In East Devon, England, there is a town called Ottery St. Mary. Each June, on the Saturday nearest Mid-Summer’s Day, they celebrate Pixie Day.
How did the tradition start?
It all began in 1454, when Bishop Grandisson decided to build a church. The church was to be built in Otteri, which was later called Ottery St. Mary.
The bishop commissioned a set of bells for the church. They were to be cast in iron in the bells works in Wales. When the bells were ready, the bishop arranged for a group of monks to escort the bells from Wales.
Now, this was an age when the people of East Devon believed strongly in pixies and spirits.
To pixies, iron means death. And when they learned about the bells being installed in the church, they became very worried. It would be the end of their rule over the land.
The pixies cast a spell over the monks that were escorting the bells. They became Pixie-Led. Instead of the Otteri road, the monks ended up on the road toward the cliffs overlooking the sea at Sidmouth.
Just as the monks were about to fall over the cliff, one of them stubbed his toe on a rock. “God bless my soul,” he said, and immediately the spell was broken.
So, the bells were brought to Otteri after all, and installed in the church. The Pixies hated the sound of the iron bells and fled to the nearby cave known as the Pixie Parlour. The sandstone cave is along the River Otter, about a mile south of the Otter Road bridge.

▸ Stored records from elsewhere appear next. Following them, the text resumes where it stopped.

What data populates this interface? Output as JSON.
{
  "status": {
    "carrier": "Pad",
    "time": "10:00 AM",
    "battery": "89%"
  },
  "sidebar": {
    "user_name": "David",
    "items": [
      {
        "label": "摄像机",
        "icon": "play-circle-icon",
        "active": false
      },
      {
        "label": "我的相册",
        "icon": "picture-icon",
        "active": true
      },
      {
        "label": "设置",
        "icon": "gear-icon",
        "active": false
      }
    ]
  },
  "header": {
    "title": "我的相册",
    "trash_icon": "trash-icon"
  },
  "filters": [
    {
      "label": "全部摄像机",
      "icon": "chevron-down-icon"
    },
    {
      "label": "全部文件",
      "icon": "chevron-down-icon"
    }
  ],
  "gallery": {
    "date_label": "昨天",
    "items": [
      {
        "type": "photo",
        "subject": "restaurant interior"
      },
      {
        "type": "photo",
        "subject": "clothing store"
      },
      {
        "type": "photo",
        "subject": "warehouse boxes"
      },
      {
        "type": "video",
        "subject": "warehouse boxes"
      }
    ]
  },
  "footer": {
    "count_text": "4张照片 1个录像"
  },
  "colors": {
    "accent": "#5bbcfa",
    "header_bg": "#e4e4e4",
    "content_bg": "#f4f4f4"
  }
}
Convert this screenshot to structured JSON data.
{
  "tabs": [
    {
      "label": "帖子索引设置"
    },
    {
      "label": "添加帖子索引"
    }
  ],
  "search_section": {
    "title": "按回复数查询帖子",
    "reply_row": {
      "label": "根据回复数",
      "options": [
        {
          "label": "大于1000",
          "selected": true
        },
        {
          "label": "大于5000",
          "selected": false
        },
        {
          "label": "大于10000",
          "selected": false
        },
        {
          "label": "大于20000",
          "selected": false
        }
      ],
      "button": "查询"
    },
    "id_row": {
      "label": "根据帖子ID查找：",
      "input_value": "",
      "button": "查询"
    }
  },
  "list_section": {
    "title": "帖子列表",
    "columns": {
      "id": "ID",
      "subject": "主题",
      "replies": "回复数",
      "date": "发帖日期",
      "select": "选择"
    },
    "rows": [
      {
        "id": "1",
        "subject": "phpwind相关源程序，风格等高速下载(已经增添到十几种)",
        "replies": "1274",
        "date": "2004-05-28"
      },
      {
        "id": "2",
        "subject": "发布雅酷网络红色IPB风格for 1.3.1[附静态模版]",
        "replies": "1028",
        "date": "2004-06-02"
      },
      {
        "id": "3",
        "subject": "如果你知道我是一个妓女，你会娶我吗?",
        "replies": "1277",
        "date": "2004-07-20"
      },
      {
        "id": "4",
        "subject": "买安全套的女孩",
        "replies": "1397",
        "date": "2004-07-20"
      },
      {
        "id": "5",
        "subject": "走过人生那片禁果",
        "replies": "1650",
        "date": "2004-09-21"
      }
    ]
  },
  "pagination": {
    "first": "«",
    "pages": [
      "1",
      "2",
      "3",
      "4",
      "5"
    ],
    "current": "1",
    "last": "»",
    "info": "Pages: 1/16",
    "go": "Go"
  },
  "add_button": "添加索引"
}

The Pixie spell however, wasn’t completely broken.
Each year on a day in June, the Cub and Brownie groups dress as pixies and come out and capture the town’s bell ringers or parish council members.
They imprison them in a specially constructed Pixie Parlour in the Town Square to be rescued by the Vicar of Ottery St. Mary. The legend is re-enacted each year by the local Cub and Brownie groups.